provides “a party may instruct a deponent not to answer only when necessary to
preserve a privilege, to enforce a limitation on evidence directed by the court, or to
present a motion under [Rule 1.310] subdivision (d).”
Citing to the continuous speaking objections, the on-the-record coaching of
the witness, and the improper instructions to not answer, the trial court expressly
found that R.J. Reynolds’s counsel “engaged in a willful design to obstruct
discovery and influence the testimony of the expert.”
R.J. Reynolds responds in part to Morales’s petition by pointing out
instances where the plaintiff’s attorney may also have acted improperly, including
his statement to R.J. Reynolds’s counsel towards the end of the deposition: “I’m
not going to argue with you, young lady.” After R.J. Reynolds’s counsel
reprimanded him, the plaintiff’s counsel responded, “Please, just let the witness
answer the questions then.”
Whether a momentary lapse or a conscious attempt to demean and
intimidate, the plaintiff’s attorney’s reference to opposing counsel’s age and
gender was clearly unprofessional. It does not, however, excuse the conduct of R.J.
Reynolds’s lawyer. As we have done in the past, we decline to adopt the practice
of allowing one party’s misconduct to wipe the slate clean of the other party’s
In our view, it is no longer—if it ever was—acceptable for the judiciary to act simply as a fight promoter, who supplies an arena in which parties may fight it out on unseemly terms of their own choosing, and then, on the ground that the loser has asked for what he received, obediently raise the hand of the one who emerges victorious. We demean ourselves and the system of justice we serve when we permit this to occur.
Borden, Inc. v. Young, 479 So. 2d 850, 851–52 (Fla. 3d DCA 1985) (refusing to
hold that one party’s unprofessional conduct excused the other party’s
Certiorari is an extraordinary writ. “To support a writ of certiorari, the
petitioner must demonstrate that the challenged non-final order (1) departs from
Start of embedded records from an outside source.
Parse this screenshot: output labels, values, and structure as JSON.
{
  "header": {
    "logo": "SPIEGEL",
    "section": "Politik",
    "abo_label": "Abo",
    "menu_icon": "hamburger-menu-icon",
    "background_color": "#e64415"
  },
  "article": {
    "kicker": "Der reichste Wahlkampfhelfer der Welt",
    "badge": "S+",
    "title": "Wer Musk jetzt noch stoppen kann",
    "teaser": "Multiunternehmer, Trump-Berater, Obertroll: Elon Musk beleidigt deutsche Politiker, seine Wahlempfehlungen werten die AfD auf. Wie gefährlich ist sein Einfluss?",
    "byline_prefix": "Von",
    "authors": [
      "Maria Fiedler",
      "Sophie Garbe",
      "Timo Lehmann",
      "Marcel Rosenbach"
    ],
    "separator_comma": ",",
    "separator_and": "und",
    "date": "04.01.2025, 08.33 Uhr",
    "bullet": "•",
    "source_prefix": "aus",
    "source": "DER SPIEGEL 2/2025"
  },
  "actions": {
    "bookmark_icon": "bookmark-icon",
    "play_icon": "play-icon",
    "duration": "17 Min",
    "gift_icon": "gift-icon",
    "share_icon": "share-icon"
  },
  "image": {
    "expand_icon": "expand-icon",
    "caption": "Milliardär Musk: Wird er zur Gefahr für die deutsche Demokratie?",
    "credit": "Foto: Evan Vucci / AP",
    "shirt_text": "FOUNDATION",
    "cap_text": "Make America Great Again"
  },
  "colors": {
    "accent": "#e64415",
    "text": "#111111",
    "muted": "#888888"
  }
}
the essential requirements of law, (2) results in material injury for the remainder of
the case, and (3) such injury is incapable of correction on postjudgment appeal.”
Sea Coast Fire, Inc. v. Triangle Fire, Inc., 170 So. 3d 804, 807 (Fla. 3d DCA
2014). Moreover, “[t]he required ‘departure from the essential requirements of
law’ means something far beyond legal error. It means an inherent illegality or
irregularity, an abuse of judicial power, an act of judicial tyranny perpetrated with
disregard of procedural requirements, resulting in a gross miscarriage of justice.”
Chessler v. All Am. Semiconductor, Inc., 225 So. 3d 849, 852 (Fla. 3d DCA 2016)
(quoting Jones v. State, 477 So. 2d 566, 569 (Fla. 1985) (Boyd, C.J., concurring
specially)). Given the trial court’s well-reasoned and meticulously documented
order, and our own review of Dr. Torres’s deposition, we fail to find the type of
essential illegality and gross miscarriage of justice that is the focus of certiorari.